◆ **Source material**:
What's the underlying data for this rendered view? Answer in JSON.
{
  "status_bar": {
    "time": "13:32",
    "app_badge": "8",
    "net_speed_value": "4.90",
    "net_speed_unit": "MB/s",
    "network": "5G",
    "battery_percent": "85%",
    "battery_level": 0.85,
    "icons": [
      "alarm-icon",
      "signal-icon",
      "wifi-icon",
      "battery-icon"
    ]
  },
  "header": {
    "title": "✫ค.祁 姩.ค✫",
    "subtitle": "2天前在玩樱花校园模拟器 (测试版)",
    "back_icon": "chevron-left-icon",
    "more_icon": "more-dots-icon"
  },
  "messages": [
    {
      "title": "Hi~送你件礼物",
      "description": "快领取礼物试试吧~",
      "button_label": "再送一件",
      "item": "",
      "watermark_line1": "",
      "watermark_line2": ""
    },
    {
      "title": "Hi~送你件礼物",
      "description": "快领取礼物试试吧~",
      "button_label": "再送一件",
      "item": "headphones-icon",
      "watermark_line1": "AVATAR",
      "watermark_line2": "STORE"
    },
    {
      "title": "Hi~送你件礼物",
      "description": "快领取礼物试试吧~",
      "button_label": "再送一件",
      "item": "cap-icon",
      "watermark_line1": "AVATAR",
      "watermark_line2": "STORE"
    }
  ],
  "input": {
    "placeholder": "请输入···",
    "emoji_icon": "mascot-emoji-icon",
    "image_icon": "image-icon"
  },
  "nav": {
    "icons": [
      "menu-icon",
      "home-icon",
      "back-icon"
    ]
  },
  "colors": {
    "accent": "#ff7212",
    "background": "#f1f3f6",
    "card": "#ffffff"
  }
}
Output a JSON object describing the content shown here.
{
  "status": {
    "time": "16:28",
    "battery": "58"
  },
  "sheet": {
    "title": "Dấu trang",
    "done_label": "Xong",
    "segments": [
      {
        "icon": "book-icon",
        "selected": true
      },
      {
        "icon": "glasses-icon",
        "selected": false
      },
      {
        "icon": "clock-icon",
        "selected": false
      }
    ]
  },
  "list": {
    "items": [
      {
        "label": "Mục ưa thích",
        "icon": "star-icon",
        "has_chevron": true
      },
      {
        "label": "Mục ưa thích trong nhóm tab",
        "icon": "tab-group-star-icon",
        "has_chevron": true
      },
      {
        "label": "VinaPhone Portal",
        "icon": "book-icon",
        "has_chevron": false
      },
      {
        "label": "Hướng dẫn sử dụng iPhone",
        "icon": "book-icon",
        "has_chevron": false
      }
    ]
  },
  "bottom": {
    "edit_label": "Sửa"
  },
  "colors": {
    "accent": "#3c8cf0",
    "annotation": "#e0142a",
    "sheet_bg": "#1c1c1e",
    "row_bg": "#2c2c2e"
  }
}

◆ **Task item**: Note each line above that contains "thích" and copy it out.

◆ **Result of this exercise**:
        "label": "Mục ưa thích",
        "label": "Mục ưa thích trong nhóm tab",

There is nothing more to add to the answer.